McCormick and Lockard find that requiring customers to allow remote monitoring for a period of time aids troubleshooting and increases customer satisfaction. For instance, with optical systems, many customers opt to have data remain on the server for 90 days before it is automatically migrated to a permanent archive. Until that three-month period elapses, there is no way to be certain the migration will work on the first try. With remote capabilities, Silicon Plains can oversee the process without leaving the office.
Remote Services Need Networking And Security Expertise
"You have to really understand networking and security to offer remote services, or you'll be eaten alive by the customer's system administrator before you can even close the deal," warns McCormick. Though McCormick and Lockard make their living in ECM, both have an extensive background in networking. Despite the fact that it doesn't pursue networking opportunities, about 75% of Silicon Plains' employees have networking expertise. In their customer engagements, Silicon Plains' technicians have to interact with a number of systems, including a large number of mainframe environments, so the knowledge of diverse network configurations is invaluable.
Being able to capably access and interact with the network is sometimes critical to the success of a content management system and maintaining customer satisfaction. "Our systems run on TCP/IP [transmission control protocol/Internet protocol], and 9 times out of 10 a gateway or router setting needs to be changed," comments Lockard. "Or we'll get a call about a performance problem where things are running slow and find there is a router loop on the network. When we call the system administrator back, he'll admit that everything had been running slow, not just the content management system." Without the ability to track these issues from its office, Silicon Plains would be forced to send personnel to troubleshoot network inefficiencies affecting the content management application.

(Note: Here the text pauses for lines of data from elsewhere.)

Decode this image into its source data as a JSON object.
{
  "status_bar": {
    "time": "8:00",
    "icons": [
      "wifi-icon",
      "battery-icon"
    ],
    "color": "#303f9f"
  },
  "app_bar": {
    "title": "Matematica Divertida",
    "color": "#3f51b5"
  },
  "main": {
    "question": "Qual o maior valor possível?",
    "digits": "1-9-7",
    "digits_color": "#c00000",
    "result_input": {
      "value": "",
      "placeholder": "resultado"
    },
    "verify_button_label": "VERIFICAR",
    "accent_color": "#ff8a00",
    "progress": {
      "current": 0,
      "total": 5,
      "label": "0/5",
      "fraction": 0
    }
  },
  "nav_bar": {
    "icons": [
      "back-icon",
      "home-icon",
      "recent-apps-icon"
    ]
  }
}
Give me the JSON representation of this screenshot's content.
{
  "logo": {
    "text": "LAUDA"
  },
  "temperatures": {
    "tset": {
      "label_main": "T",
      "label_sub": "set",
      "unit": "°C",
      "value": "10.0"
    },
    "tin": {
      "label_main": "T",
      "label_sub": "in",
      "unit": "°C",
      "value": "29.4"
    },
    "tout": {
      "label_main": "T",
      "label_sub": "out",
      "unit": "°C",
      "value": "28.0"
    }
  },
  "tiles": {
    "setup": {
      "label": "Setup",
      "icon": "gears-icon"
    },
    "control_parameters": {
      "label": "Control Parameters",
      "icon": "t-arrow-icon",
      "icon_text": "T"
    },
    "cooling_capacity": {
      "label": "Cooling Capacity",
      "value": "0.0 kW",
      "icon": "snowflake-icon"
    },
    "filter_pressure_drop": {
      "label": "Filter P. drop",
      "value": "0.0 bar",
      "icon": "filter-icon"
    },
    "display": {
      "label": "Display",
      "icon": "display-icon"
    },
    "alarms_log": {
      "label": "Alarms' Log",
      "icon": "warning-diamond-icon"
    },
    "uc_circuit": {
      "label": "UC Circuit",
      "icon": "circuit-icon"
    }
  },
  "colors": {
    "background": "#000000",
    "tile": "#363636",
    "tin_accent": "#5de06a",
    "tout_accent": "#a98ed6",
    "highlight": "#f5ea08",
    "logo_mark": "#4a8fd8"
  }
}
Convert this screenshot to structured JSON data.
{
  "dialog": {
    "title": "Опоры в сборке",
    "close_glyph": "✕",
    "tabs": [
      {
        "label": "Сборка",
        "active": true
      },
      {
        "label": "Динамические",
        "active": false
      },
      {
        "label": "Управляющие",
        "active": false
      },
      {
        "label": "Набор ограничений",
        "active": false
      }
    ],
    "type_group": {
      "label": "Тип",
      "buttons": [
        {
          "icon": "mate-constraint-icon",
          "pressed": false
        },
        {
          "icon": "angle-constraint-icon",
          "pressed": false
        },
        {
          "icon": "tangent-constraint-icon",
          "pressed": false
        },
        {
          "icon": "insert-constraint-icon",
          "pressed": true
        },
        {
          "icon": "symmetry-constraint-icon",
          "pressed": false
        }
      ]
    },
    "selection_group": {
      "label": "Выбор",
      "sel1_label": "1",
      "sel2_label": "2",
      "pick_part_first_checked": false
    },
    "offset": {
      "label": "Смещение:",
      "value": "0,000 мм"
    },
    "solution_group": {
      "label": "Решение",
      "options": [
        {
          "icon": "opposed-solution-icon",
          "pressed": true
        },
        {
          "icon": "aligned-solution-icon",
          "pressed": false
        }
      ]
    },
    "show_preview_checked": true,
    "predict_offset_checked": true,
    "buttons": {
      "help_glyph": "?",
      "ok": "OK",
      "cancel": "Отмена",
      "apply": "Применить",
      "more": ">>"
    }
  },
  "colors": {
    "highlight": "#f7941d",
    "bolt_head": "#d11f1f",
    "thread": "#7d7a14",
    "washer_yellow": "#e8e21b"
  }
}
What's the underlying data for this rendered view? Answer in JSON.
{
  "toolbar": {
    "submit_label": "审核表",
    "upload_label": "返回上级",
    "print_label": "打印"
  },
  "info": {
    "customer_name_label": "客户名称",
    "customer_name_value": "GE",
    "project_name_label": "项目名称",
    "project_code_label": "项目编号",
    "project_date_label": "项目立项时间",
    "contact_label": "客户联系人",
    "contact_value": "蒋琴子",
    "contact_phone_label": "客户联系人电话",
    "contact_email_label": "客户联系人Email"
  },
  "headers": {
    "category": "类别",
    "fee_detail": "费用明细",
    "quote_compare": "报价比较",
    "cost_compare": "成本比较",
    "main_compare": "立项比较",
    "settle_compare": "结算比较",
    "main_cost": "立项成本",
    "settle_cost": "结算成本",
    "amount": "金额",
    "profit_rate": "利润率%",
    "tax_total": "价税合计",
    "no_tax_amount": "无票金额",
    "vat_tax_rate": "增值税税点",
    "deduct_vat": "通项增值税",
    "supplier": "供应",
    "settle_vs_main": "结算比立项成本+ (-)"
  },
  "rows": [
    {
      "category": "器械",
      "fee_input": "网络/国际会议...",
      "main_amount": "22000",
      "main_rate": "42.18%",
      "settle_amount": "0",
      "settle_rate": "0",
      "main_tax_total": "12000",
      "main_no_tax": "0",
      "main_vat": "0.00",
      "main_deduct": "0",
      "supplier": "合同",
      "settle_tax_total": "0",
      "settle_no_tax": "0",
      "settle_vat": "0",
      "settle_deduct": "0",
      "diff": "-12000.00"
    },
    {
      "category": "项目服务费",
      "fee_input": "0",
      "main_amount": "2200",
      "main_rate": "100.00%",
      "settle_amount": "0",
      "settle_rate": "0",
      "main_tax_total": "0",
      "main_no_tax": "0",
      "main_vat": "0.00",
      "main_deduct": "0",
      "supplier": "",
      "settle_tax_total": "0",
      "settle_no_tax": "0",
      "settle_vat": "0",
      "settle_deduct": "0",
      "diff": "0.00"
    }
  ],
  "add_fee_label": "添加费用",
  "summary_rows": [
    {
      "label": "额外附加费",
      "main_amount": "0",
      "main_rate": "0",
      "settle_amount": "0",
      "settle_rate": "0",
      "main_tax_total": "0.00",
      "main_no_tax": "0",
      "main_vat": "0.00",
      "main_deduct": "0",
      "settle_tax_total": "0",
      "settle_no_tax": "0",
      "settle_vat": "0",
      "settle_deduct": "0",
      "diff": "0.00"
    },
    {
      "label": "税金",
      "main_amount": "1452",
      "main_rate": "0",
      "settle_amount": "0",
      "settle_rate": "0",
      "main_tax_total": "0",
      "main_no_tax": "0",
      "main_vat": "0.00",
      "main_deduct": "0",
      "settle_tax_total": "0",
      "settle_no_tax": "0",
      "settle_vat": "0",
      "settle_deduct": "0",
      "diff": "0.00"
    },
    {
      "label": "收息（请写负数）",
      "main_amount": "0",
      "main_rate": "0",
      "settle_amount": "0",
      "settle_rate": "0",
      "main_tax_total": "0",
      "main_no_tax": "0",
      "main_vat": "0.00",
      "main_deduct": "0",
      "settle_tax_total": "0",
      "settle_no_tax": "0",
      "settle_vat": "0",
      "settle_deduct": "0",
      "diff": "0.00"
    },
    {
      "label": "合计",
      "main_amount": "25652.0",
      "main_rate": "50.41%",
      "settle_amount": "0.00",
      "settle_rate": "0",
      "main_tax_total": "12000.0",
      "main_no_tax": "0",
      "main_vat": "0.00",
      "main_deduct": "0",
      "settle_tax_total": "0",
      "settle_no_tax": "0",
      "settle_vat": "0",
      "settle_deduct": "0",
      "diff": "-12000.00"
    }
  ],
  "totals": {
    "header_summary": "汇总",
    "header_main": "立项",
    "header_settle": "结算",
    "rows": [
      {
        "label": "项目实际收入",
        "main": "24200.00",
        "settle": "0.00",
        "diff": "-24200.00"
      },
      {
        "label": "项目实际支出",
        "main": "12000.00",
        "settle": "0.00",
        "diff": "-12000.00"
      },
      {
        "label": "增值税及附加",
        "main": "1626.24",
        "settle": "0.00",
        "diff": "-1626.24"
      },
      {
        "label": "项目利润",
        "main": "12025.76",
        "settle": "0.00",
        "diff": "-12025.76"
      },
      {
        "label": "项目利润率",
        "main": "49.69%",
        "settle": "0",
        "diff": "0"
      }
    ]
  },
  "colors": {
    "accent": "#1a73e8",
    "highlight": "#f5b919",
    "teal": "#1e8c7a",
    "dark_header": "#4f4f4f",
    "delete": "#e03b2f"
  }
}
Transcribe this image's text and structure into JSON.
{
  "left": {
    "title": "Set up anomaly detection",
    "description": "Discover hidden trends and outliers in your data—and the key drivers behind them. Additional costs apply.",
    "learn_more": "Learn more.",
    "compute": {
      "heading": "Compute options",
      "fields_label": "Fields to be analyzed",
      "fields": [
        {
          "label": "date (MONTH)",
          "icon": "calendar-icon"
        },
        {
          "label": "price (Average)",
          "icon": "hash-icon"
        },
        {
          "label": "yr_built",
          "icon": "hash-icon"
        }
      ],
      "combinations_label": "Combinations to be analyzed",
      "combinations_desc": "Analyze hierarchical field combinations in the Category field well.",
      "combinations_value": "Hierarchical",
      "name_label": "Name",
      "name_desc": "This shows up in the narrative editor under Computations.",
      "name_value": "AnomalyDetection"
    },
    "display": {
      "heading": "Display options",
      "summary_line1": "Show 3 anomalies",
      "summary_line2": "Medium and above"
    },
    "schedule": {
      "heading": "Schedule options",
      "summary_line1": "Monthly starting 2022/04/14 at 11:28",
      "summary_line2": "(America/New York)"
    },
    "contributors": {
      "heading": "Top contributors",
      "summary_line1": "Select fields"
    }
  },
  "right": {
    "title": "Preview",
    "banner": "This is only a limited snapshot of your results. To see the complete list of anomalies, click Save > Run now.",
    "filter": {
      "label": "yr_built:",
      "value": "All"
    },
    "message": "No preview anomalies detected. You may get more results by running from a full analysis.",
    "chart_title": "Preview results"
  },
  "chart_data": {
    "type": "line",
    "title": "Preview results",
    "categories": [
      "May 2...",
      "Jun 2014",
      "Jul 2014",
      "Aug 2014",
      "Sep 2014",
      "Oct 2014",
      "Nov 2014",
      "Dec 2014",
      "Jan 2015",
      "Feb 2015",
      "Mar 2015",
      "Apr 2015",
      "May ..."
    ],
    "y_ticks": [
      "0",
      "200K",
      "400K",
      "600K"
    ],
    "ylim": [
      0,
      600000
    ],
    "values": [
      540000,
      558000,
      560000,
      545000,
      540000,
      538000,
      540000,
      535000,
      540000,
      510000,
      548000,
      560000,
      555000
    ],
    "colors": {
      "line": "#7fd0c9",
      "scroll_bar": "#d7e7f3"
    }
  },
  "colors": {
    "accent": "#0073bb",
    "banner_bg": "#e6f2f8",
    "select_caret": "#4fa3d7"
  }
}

To address security concerns, Silicon Plains often uses a VPN (virtual private network) to access customer networks. A VPN creates a secure "tunnel" over public infrastructure, such as the Internet, and allows Silicon Plains direct access to a customer's network. Encryption capabilities protect data and provide security. Silicon Plains also uses technologies such as the Lotus Sametime server, which enables secure application sharing and proxy capabilities.
Security is a major concern among end users in virtually all vertical markets, but with customers in financial and other regulated verticals, it's crucial. Though it would seem such customers would be opposed to allowing access to their secured environments, their sophisticated networks are designed with potential internal and external threats in mind. As a result, they often have the ability to segment portions of the network that are off-limits if their policies require it. To date, the only customer that has refused any remote connection whatsoever is the Federal Reserve. However, one customer has gone so far as to require that Silicon Plains call in advance so a modem can be connected. After the work is completed, the integrator must call back so the customer can disconnect.
While remote services are still only a fraction of Silicon Plains' revenue, the integrators have found it so beneficial they plan to focus more resources on growing that portion of their organization. As a result, McCormick and Lockard can build a successful business and still enjoy an uninterrupted dinner with their families, at least most nights.